I just came across an interesting analysis of the underwater kick by Genadijus Sokolovas: Video Analysis of Underwater Kick (https://learning.fina.org/video-analysis-of-underwater-kick/). It appears to be recently posted on Fina.org, although the article is not dated.
The article analyzes various phases of the underwater kick--essential knowledge for all coaches and swimmers. At the end of the article the author gives recommendations on how to improve the underwater kick. His recommendations are good except for his suggestion to wear shoes, which I don't agree with. The impact on technique and balance, reduction in range of motion and prohibiting feel for water make kicking with shoes detrimental to improving underwater kick. They do make kicking harder, but they don't improve your kick. I have written about this before:

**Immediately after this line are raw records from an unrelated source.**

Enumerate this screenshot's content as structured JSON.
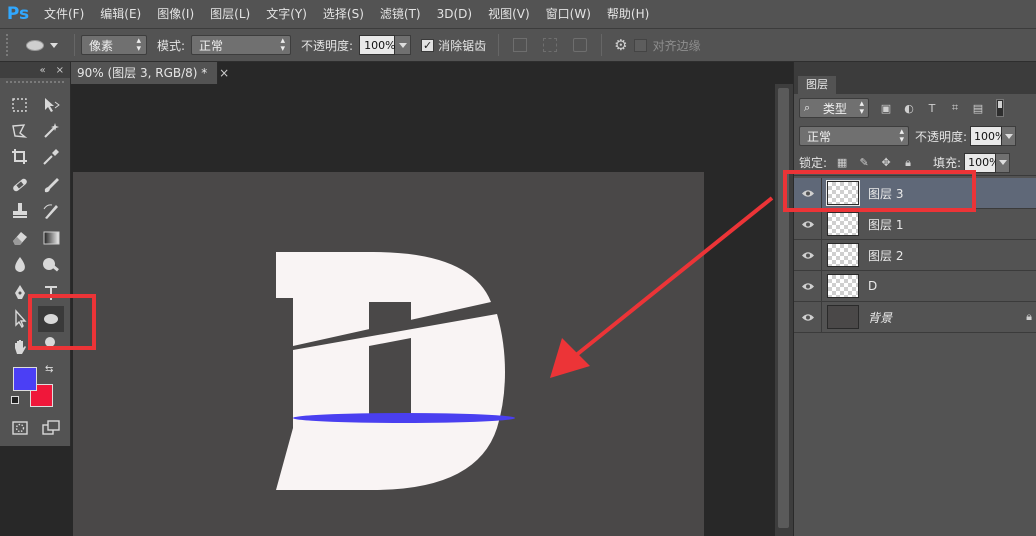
{
  "app": {
    "logo": "Ps"
  },
  "menu": [
    "文件(F)",
    "编辑(E)",
    "图像(I)",
    "图层(L)",
    "文字(Y)",
    "选择(S)",
    "滤镜(T)",
    "3D(D)",
    "视图(V)",
    "窗口(W)",
    "帮助(H)"
  ],
  "options": {
    "mode_select": "像素",
    "mode_label": "模式:",
    "blend_select": "正常",
    "opacity_label": "不透明度:",
    "opacity_value": "100%",
    "antialias_label": "消除锯齿",
    "antialias_checked": true,
    "align_edges_label": "对齐边缘",
    "align_edges_checked": false
  },
  "document": {
    "tab_title": "90% (图层 3, RGB/8) *",
    "canvas_color": "#4a4848",
    "letter_color": "#f9f4f4",
    "ellipse_color": "#4a3ff0"
  },
  "colors": {
    "foreground": "#4b3ff5",
    "background": "#f0173a",
    "annotation": "#ec3437"
  },
  "tools": [
    "marquee-icon",
    "move-icon",
    "lasso-icon",
    "magic-wand-icon",
    "crop-icon",
    "eyedropper-icon",
    "healing-icon",
    "brush-icon",
    "stamp-icon",
    "history-brush-icon",
    "eraser-icon",
    "gradient-icon",
    "blur-icon",
    "dodge-icon",
    "pen-icon",
    "type-icon",
    "path-select-icon",
    "ellipse-tool-icon",
    "hand-icon",
    "zoom-icon"
  ],
  "layers_panel": {
    "tab": "图层",
    "kind_filter": "类型",
    "blend_mode": "正常",
    "opacity_label": "不透明度:",
    "opacity_value": "100%",
    "lock_label": "锁定:",
    "fill_label": "填充:",
    "fill_value": "100%",
    "layers": [
      {
        "name": "图层 3",
        "selected": true,
        "thumb": "transparent"
      },
      {
        "name": "图层 1",
        "selected": false,
        "thumb": "transparent"
      },
      {
        "name": "图层 2",
        "selected": false,
        "thumb": "transparent"
      },
      {
        "name": "D",
        "selected": false,
        "thumb": "transparent"
      },
      {
        "name": "背景",
        "selected": false,
        "thumb": "solid",
        "locked": true
      }
    ]
  }
}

Because of their weight, running shoes pull swimmer's legs down therefore encumbering streamlined body position and balance. Getting out of balance hinders the swimmer's technique.
Another downside of swimming with shoes is that shoes restrict ankle movement and minimize the range of motion of swimmer's feet resulting in a less efficient kick.
Yet another important reason against kicking in shoes is that the shoes prohibit feel for water. If the swimmer doesn't feel the water he can never achieve maximum efficiency.
In fact, we invented DragSox to address the need to create resistance while maintaining technique and feel for the water.
- DragSox don't add any weight, only resistance without negatively affecting swimmer's body position.
- Unlike shoes that pull the swimmer's leg down, DragSox pull the swimmer back forcing him to work harder. DragSox don't restrict ankle movement in any way.
- And finally, DragSox enhance the feel for water. As the swimmer kicks in DragSox, the material waves slightly to and fro across the feet in absolute accord with each phase of the kick sensitizing the sensory receptors as it touches the skin.
To summarize, if you want to improve underwater kick, don't kick in shoes. Your legs might get stronger but you won't get faster.